Madeline Buckley | Tuesday, January 25, 2011

A party bust at the Irish Row apartment complex early Friday morning resulted in 11 arrests and about nine citations, according to South Bend police logs.

The roundup is one of the largest since student arrests for underage drinking spiked early in this school year. Police arrested about 70 students through late August and early September, prompting meetings between University officials, student government and the South Bend Police Department in September.

Det. Sgt. Ian McQueen said police received a complaint for a noisy party at the complex on Vaness Street about 1 a.m. Friday. Upon entering the party, the supervising officer decided to arrest minors with a BAC of .05 or higher. Police cited the minors with a lower BAC and allowed them to leave the party. Officers also issued citations for hosting a loud party and contributing to the delinquency minors.

McQueen said the decision to arrest or cite is usually left to the discretion of the arresting officers.

“We responded to a call, and we are duty bound to investigate if we see a crime being committed,” McQueen said.

Police also arrested three students early Saturday morning on Notre Dame Avenue for minor consumption, according to police logs.

Police received a complaint after the students banged on the door of a residential house. The students — who said they had previously been at an off-campus party — were taken to the St. Joseph County Jail.

Vice President for Student Affairs Fr. Tom Doyle said the University and the police department continue to work together on the issue of student arrests.

“We are still actively in communication with multiple community agencies about these matters,” he said.

Doyle said he recently met with student body president Catherine Soler and vice president Andrew Bell to outline goals for the coming semester, and the safety of students off campus remains a priority.

The student arrests this week are a reminder that fostering a healthy relationship between the city and the students requires continued attention, Doyle said.

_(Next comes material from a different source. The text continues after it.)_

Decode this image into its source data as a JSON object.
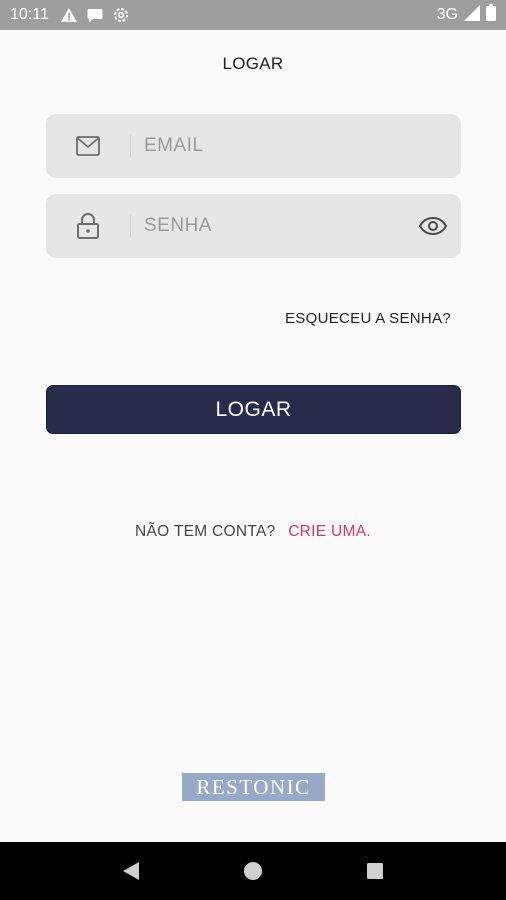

“I think it is accurate to say that the University and its students have made significant progress since last summer,” he said. “But we cannot take for granted the fragile place that we have come from.”